Greek voters elect a new parliament on Sunday, with the anti-austerity opposition party Syriza favored to win, but without an overall majority.
"For all markets, if they gain control, all bets are off. We do not think it is possible for Greece to exit the EU. Or they could if they want to commit sovereign suicide," John De Clue, chief investment officer at the private client reserve at U.S. Bank Wealth Management, said.
The polls put Alexis Tsipras and Syriza ahead of the ruling New Democracy party of Greek Prime Minister Antonis Samaras.
Tsipras has vowed to convince the ECB and euro zone to write down the value of their Greek debt holdings to allow him to increase public spending and stimulate job growth.
"There is a good chance they could win, and if they begin moving away from fiscal austerity, other members of the EU are going to say: 'No more lending, no more life support.' On Monday morning you'll know," De Clue said.
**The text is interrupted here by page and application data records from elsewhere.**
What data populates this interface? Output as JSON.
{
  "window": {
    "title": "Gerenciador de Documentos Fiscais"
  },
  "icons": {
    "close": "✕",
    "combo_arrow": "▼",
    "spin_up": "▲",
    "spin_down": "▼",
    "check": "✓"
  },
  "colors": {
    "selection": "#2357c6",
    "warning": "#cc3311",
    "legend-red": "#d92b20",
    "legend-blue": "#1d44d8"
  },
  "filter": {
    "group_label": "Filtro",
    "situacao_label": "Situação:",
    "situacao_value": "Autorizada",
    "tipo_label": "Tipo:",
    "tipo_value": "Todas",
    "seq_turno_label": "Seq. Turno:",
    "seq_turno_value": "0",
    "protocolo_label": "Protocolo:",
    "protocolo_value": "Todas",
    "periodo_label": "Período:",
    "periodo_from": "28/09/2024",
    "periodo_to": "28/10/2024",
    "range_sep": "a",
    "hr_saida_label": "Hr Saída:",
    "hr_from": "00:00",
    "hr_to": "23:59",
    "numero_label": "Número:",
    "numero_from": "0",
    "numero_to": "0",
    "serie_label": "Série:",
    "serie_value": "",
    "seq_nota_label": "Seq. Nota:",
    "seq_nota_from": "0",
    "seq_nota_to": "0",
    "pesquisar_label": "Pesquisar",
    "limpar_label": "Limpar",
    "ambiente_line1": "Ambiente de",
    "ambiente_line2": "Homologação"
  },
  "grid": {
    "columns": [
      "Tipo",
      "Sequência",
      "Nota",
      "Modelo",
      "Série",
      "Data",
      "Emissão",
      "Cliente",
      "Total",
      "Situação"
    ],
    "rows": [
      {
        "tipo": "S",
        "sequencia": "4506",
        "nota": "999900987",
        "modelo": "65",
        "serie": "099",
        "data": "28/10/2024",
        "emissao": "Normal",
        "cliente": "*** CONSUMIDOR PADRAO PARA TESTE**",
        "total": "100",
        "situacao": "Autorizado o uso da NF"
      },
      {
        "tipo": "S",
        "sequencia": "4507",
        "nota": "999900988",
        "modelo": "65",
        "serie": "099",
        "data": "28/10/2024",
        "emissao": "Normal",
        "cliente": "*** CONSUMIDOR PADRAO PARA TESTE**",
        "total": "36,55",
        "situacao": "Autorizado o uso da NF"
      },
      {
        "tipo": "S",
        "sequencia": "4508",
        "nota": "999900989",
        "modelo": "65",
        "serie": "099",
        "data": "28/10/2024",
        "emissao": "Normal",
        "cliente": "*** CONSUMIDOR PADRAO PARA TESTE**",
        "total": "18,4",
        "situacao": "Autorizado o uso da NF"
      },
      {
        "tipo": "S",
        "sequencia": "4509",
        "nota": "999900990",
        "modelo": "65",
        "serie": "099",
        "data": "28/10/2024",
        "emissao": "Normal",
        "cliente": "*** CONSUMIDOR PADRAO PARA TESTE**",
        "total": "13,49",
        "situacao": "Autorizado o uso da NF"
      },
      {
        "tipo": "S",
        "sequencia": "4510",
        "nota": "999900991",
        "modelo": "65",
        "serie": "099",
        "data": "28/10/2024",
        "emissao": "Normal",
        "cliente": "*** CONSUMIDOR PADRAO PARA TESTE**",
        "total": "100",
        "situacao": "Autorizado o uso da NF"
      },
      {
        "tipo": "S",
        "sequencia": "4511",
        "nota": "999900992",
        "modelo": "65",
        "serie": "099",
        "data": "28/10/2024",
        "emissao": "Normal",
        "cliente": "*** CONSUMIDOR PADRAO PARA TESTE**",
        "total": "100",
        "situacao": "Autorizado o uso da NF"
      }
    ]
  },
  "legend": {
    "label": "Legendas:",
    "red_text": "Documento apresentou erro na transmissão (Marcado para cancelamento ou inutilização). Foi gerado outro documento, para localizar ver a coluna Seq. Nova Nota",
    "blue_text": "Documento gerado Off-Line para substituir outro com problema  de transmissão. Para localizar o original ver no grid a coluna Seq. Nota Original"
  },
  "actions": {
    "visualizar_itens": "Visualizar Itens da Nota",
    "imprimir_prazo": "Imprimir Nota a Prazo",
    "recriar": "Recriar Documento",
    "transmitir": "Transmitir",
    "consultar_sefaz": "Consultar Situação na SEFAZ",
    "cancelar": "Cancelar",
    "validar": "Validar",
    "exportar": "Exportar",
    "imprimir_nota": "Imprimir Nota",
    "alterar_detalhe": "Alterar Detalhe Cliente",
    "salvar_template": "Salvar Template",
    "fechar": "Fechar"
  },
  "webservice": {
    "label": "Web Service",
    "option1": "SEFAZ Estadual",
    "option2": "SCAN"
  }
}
"It's one thing when a country debases its currency, but imagine if all of a sudden, Greece is not using euros any more, what does that mean? They would have a run on banks," De Clue said.
Markets will find it difficult not to stumble if Tsipras wins a majority, as it could reignite talk of a European meltdown, and could specifically be the reason that the ECB made its bold move Thursday, in anticipation of Greece, De Clue said.
The Greek elections bring an "air of uncertainty" to global markets but will probably be a "nonevent," Bruce Bittles, chief investment strategist at RW Baird & Co., said.
"Syriza no longer wants to leave the euro, and Europe is less vulnerable to a Greek exit than three years ago. However, any further crisis in a peripheral country is clearly unwelcome in a region which is long overdue for an economic recovery," David Kelly, chief market strategist at J.P. Morgan Funds, wrote in emailed commentary.
After borrowing nearly $278 billion from the EU and International Monetary Fund, it'll be up to the next Greek government to negotiate a final bailout tranche.
The worst economy in the euro zone is tied to a bailout accord that gives it financial aid in exchange for regular inspections by the IMF, the European Commission and the ECB reforms put in place in large part due to Germany.
"Going into the weekend, (if) the Syriza party does win the election and we have a gridlock situation between Greece and its lenders. This situation is perfectly capable of elevating the volatility in the market towards its peaks and erasing all the gains which could have taken place as a result of the ECB's QE announcement," Naeem Aslam, chief market analyst at AvaTrade, said in an email.
ECB President Mario Draghi said on Thursday that the ECB would not hold more than 33 percent of the debt of a single issuer, an edict that excludes Greece from accessing the ECB's bond-buying program until at least July.
The ECB since 2010 has taken Greece's junk-rated government debt and state-backed securities as collateral in its refinancing operations so long as Greek goes along with austerity steps and reform promises made in a rescue agreement with the euro zone and the IMF.
Regardless who wins the election, the heightened unease between Athens and its creditors means that either Tsipras or Samaras will find a tough road in satisfying Europe and the IMF without politically unpopular moves at home.